Data records for software interfaces
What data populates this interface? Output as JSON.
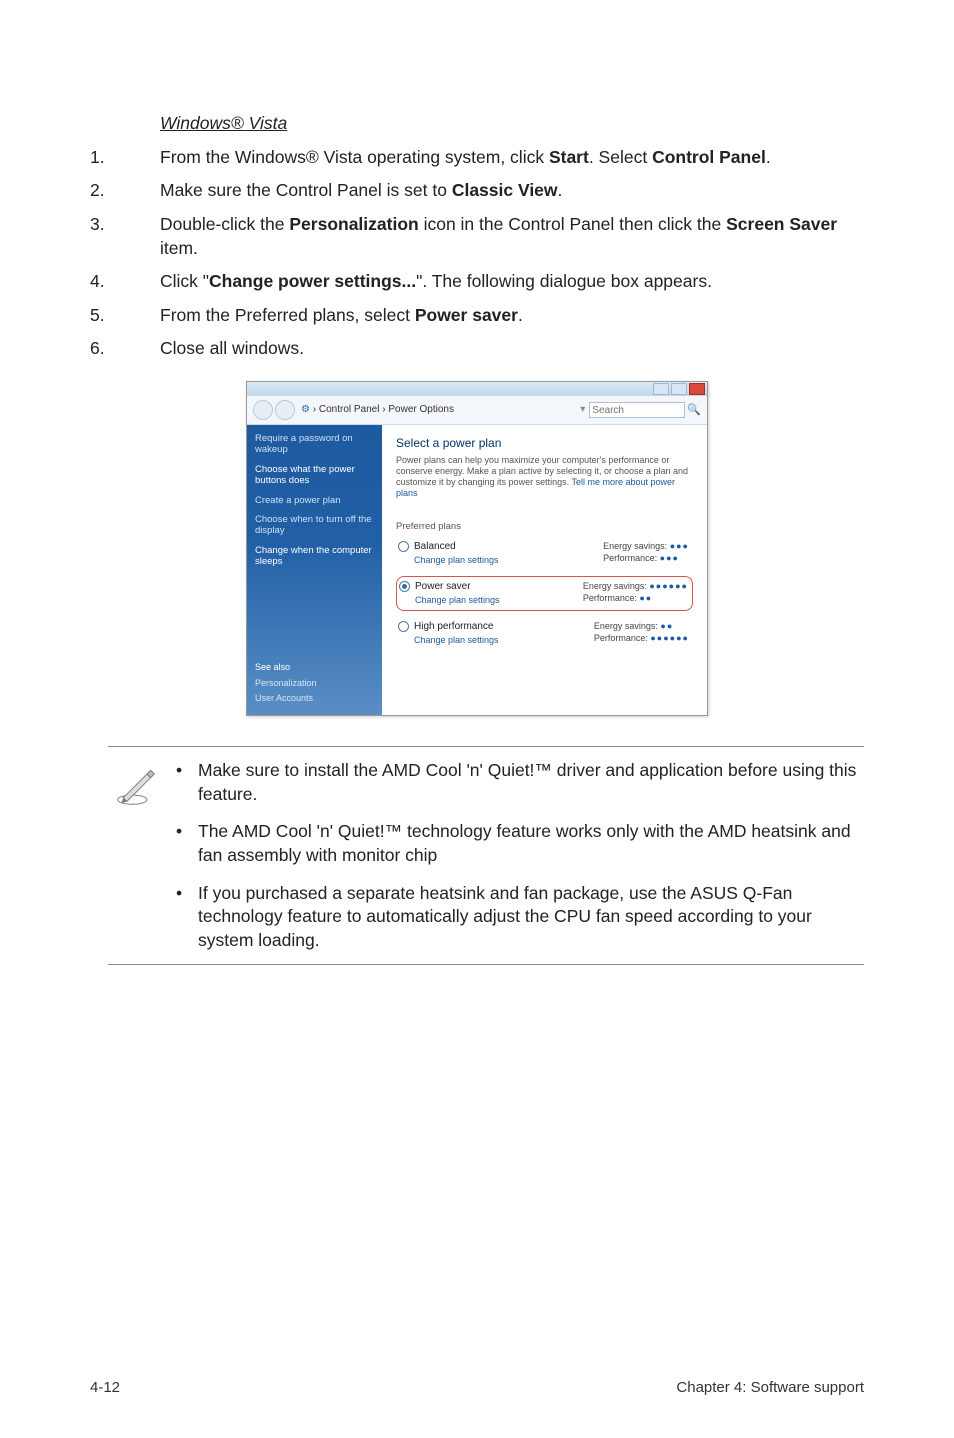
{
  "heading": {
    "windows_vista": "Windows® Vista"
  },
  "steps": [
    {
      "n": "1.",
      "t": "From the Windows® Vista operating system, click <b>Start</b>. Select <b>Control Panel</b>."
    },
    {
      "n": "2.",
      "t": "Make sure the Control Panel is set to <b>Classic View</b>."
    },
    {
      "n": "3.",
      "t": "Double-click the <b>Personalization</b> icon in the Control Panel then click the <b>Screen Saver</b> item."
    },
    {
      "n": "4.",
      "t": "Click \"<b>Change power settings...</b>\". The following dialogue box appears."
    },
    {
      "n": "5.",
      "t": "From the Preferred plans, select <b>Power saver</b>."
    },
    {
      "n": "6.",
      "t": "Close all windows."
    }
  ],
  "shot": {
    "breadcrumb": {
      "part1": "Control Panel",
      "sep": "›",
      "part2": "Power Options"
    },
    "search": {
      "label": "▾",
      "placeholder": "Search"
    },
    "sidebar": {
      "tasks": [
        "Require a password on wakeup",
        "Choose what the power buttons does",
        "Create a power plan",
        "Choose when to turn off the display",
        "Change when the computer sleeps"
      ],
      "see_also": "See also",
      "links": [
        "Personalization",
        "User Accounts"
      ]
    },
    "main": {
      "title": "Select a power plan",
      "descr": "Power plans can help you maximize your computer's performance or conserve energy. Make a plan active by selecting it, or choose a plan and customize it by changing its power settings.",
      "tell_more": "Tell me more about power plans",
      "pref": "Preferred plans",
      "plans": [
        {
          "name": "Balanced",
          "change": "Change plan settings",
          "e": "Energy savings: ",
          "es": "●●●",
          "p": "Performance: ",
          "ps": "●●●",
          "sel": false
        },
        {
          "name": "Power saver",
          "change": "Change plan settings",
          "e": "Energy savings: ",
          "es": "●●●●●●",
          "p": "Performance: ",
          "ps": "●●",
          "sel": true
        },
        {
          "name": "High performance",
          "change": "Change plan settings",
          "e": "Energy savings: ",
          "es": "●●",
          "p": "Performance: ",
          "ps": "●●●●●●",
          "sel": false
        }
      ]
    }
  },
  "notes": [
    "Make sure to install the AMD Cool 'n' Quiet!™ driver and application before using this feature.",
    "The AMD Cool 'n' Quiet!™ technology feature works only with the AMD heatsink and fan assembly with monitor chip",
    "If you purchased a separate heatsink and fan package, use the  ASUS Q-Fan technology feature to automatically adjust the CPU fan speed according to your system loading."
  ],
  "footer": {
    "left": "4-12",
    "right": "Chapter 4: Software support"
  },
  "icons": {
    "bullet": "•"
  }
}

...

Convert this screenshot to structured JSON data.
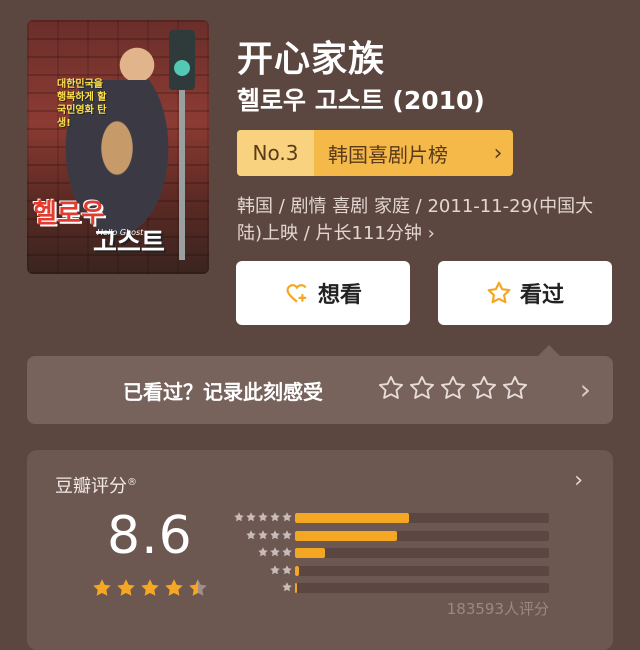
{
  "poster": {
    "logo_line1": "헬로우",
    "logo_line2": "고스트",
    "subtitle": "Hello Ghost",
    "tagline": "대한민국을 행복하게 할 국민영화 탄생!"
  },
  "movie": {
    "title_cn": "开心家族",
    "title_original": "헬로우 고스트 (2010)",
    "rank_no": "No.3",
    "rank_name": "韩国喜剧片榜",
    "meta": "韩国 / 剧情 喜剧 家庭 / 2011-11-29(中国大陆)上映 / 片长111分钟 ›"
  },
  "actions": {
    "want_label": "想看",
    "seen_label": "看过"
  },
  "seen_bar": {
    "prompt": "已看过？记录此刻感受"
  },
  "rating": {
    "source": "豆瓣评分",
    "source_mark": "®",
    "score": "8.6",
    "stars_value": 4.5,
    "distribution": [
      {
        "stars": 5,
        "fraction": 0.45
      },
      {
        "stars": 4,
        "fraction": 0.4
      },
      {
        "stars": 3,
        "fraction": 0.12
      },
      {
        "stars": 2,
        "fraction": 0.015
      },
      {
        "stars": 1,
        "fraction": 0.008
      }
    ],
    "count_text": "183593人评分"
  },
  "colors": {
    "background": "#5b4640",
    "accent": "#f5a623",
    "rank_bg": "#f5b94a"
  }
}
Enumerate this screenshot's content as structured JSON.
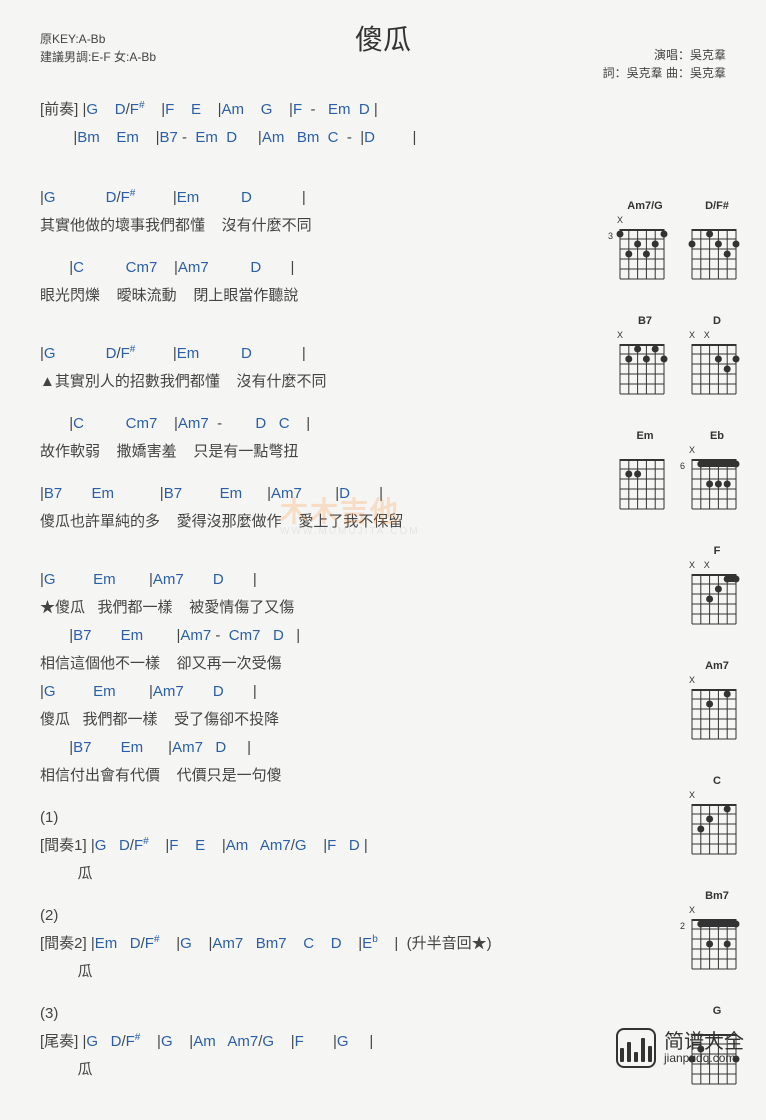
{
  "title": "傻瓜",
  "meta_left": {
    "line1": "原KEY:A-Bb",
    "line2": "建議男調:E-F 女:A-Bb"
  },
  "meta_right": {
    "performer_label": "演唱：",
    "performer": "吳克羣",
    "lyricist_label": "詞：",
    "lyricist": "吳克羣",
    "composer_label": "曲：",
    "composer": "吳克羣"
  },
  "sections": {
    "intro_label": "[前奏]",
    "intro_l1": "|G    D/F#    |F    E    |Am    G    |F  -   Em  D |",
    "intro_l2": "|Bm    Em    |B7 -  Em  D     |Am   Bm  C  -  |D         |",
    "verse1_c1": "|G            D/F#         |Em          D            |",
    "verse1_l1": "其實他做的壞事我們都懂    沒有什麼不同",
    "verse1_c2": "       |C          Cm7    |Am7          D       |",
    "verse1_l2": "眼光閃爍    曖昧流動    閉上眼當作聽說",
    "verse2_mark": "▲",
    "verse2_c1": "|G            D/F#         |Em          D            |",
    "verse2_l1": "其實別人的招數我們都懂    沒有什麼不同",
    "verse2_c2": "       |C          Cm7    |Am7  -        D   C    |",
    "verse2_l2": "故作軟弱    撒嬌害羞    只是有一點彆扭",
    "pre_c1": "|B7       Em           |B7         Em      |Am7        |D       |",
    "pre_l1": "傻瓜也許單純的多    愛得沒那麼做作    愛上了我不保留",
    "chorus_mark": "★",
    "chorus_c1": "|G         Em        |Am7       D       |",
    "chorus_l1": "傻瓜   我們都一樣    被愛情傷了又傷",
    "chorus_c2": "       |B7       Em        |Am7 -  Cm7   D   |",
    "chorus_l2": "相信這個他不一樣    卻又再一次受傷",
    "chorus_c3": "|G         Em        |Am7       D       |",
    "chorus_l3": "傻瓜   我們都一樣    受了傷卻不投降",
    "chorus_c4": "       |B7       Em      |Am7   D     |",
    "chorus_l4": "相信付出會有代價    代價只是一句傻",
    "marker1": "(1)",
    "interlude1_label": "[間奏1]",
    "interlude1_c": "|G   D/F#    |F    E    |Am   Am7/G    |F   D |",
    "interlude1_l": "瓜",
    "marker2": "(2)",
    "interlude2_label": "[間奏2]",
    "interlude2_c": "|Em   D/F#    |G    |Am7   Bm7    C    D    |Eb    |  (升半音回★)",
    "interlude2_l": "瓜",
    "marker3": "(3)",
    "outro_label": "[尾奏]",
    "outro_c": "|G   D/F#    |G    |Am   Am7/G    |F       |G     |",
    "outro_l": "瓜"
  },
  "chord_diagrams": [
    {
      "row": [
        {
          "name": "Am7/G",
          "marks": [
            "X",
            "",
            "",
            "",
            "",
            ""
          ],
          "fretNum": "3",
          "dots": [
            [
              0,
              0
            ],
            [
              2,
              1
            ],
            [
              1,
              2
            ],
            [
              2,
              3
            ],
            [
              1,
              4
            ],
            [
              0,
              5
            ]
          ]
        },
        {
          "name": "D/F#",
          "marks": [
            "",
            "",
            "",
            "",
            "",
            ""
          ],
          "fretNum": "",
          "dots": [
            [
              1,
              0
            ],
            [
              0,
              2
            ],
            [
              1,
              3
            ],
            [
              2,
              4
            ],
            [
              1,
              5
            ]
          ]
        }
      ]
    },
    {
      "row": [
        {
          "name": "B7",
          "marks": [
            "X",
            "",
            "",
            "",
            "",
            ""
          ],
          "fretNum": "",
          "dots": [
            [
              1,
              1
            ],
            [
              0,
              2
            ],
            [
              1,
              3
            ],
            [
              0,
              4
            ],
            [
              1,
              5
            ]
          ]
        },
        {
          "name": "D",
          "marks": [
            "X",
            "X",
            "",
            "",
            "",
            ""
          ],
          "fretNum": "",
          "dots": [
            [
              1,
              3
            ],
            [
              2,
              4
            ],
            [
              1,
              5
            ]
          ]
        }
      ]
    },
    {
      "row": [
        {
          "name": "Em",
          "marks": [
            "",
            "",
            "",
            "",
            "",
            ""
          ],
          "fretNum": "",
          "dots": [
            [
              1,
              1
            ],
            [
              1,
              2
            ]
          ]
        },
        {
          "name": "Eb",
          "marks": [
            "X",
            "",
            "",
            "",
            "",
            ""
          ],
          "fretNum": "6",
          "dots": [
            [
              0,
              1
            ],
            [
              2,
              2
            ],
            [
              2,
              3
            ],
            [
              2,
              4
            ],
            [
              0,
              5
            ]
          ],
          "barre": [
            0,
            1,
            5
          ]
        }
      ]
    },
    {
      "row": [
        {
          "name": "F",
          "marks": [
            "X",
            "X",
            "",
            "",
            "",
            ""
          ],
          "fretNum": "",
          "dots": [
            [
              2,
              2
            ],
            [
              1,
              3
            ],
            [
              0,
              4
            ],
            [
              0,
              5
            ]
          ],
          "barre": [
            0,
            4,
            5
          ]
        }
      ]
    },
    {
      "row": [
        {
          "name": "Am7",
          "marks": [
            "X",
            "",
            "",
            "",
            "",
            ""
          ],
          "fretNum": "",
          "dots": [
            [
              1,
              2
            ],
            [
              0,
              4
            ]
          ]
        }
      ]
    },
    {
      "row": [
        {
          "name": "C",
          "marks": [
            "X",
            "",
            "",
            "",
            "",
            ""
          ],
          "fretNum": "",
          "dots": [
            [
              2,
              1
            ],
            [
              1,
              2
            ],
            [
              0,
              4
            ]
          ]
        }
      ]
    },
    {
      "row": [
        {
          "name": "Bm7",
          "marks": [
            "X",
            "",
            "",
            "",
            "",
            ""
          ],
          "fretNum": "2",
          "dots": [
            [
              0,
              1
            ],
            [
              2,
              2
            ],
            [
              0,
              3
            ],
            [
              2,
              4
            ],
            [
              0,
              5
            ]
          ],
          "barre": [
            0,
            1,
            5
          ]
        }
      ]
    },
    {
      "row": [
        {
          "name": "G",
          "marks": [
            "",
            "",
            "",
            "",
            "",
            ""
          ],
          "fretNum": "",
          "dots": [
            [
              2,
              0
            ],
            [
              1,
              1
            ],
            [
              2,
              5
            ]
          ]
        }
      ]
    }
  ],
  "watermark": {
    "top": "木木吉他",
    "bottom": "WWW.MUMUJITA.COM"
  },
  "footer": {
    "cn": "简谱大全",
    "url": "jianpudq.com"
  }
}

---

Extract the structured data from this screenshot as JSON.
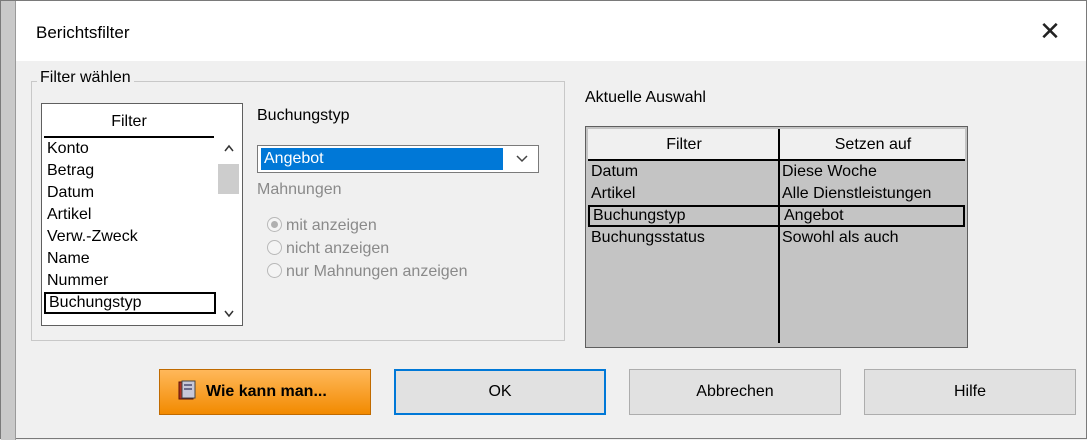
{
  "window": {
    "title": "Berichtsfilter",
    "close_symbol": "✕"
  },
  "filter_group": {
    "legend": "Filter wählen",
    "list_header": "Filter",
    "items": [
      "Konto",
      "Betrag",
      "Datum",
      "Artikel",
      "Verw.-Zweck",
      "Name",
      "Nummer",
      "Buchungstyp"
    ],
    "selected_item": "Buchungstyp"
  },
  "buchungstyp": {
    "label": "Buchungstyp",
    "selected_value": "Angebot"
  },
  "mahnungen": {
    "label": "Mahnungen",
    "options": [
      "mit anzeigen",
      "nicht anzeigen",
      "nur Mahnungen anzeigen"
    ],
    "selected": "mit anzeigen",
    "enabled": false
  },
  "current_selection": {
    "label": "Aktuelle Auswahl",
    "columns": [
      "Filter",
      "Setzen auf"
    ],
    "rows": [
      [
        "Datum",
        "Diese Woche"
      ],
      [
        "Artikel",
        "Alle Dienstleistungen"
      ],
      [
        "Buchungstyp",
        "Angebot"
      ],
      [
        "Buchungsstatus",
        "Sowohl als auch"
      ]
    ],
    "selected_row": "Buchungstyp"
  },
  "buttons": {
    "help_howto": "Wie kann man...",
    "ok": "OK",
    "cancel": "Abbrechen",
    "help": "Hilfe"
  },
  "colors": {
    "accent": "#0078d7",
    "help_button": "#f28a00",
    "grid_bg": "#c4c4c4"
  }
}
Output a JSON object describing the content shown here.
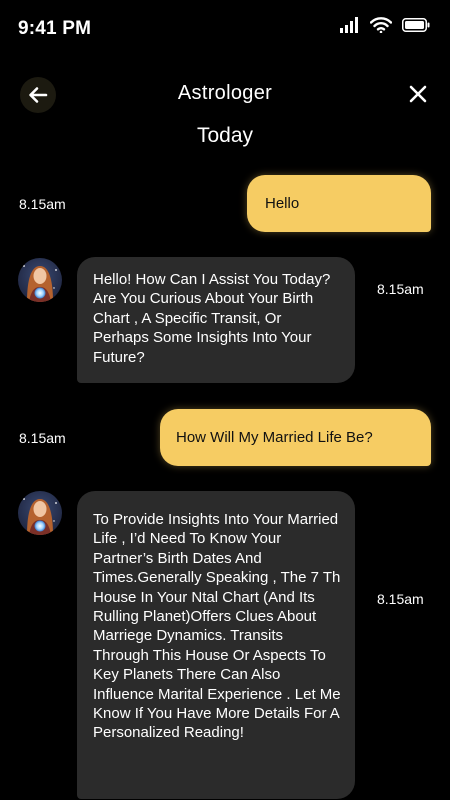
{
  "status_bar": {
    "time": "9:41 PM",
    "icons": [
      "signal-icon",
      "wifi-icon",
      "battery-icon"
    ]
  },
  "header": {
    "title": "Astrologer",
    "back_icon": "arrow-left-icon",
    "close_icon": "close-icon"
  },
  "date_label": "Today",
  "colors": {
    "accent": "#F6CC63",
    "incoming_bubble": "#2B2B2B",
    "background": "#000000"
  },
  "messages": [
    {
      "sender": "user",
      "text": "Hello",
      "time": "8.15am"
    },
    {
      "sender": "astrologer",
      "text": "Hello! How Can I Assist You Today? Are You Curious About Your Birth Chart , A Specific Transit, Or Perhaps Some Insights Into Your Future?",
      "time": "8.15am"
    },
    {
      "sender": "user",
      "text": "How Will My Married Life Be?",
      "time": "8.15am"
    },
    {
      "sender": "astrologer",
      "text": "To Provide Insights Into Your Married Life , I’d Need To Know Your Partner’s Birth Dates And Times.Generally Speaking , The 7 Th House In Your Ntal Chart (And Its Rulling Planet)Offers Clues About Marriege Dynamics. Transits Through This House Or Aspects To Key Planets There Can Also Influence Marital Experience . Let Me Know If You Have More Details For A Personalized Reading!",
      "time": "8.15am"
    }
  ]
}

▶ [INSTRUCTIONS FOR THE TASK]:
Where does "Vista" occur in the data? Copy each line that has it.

▶ [RESPONSE BELOW]:
    "windows_vista": "Windows® Vista"
      "t": "From the Windows® Vista operating system, click <b>Start</b>. Select <b>Control Panel</b>."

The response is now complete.